The browser you are using is not supported by this website. All versions of Internet Explorer are no longer supported, either by us or Microsoft (read more here: https://www.microsoft.com/en-us/microsoft-365/windows/end-of-ie-support).

Please use a modern browser to fully experience our website, such as the newest versions of Edge, Chrome, Firefox or Safari etc.

Elite interaction and integration

Civil Society Elites?

Notions like elite interaction, interlock and integration have a central place in elite research.

Studies investigate social network features and their interlocking effects of for instance corporate boardroom. Others investigate mobility between sectors (and workplaces), using terms like ‘revolving doors’ or ‘pantouflage’ to capture career pathways and mobility between sectors. This has been particularly evident in analyses of political elites. Of key concern here is under what conditions such mobility is possible and/or prohibited, which factors seem to enhance and/or restrict such sector-mobility and to what extent mobility enhances and/or restricts pathways to elite positions?

This thematic study takes stock of existing research into elite integration by investigating the potential interaction between and integration of civil society elites and other elite groups. There is limited research on to what extent, how and with what consequences presidents, secretary generals and directors in civil society take up positions in politics or business and what such mobility might imply for their legitimacy, authenticity and capacity to represent civil society (or vice versa). Our analysis is directed to the boundary crossers/movers and what capital and field positions are required and gained through doing so.

The concepts of interaction and integration as used in elite studies are, we argue, well suited to explore the characteristics and experiences of civil society elites. Hence, we propose the following two research questions that will guide this thematic study:

  1. To what extent, how, and with what consequences do civil society leaders interact with other elite groups?
  2. To what extent, how, and with what consequences are elite groups in civil society integrated with other elite groups?
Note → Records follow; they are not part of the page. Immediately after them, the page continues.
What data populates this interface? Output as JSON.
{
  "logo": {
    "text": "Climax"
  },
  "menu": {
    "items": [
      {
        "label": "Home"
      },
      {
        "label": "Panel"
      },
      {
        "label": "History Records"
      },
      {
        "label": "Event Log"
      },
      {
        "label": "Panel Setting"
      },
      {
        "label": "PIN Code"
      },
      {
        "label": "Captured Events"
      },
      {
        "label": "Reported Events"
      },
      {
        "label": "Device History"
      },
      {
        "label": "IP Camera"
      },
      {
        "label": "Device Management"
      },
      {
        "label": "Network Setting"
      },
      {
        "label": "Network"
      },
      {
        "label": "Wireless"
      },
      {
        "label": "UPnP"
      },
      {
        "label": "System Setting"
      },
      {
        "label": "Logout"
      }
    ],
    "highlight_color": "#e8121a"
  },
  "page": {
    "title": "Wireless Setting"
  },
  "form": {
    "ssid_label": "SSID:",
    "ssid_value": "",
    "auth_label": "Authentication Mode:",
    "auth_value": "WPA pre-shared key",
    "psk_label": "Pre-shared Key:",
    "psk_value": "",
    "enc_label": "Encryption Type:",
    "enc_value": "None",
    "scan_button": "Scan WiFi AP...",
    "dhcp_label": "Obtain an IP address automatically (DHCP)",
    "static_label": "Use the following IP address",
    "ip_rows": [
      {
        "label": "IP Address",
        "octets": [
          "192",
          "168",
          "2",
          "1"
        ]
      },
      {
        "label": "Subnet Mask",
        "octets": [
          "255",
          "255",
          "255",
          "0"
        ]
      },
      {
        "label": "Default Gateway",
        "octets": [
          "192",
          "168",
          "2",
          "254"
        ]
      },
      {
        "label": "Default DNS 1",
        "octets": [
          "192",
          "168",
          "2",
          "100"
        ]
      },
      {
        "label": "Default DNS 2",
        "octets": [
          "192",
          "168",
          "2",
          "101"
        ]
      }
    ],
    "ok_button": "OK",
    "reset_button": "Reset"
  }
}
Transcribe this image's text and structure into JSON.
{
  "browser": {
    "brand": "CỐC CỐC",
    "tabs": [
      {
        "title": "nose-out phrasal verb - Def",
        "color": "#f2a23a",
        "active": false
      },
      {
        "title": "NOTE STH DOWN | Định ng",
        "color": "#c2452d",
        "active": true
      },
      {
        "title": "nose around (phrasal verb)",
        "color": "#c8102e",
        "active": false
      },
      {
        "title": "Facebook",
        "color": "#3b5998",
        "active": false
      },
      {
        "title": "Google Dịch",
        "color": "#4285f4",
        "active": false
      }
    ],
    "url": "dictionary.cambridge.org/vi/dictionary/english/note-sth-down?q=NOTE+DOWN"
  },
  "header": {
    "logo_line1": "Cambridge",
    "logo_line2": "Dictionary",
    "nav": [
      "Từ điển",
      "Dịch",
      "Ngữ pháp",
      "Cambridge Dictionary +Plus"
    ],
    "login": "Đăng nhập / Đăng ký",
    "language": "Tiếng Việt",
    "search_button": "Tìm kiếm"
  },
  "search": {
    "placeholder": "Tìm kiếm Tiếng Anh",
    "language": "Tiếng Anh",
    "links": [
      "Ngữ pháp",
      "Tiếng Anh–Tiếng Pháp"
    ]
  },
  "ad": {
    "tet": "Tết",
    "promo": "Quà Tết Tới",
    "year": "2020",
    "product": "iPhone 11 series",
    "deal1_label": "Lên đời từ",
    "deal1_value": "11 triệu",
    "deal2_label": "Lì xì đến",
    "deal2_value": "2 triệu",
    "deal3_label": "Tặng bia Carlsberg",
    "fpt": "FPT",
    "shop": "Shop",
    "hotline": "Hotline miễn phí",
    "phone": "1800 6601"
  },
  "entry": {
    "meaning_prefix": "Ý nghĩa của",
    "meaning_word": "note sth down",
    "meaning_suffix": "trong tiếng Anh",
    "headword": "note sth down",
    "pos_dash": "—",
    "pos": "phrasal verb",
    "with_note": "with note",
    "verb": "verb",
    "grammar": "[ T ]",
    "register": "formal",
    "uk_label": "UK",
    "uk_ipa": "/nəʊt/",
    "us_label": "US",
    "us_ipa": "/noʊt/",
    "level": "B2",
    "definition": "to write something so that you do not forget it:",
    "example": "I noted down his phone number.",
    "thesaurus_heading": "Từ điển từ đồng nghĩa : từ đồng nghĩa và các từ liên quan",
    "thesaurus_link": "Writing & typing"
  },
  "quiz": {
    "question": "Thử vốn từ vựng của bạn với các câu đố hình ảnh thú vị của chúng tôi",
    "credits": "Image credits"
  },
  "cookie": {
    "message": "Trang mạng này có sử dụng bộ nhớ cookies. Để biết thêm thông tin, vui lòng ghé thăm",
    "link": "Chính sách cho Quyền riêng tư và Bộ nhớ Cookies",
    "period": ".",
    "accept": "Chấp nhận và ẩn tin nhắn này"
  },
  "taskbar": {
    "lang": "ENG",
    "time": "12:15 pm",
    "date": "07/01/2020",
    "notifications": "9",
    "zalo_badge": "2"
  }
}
At present we plan to study this through extensive sets of biographical life-history interviews with key civil society leaders in the five contexts of the research program. This allows us to address what motivations and values that underlie elite-formation, if there is a particular charismatic or motivational leadership for civil society elite groups and what characterize those who move between and across sector differences. We will also conduct studies of what we refer to as exclusive arenas for elite interaction and integration in each respective context, for instance linked to prestigious networks, arenas and events of particular importance for actors to gains status and recognition.

Scientific coordinators

Malin Arvidson
Email: malin [dot] arvidson [at] soch [dot] lu [dot] se

Anders Uhlin
Email: anders [dot] uhlin [at] svet [dot] lu [dot] se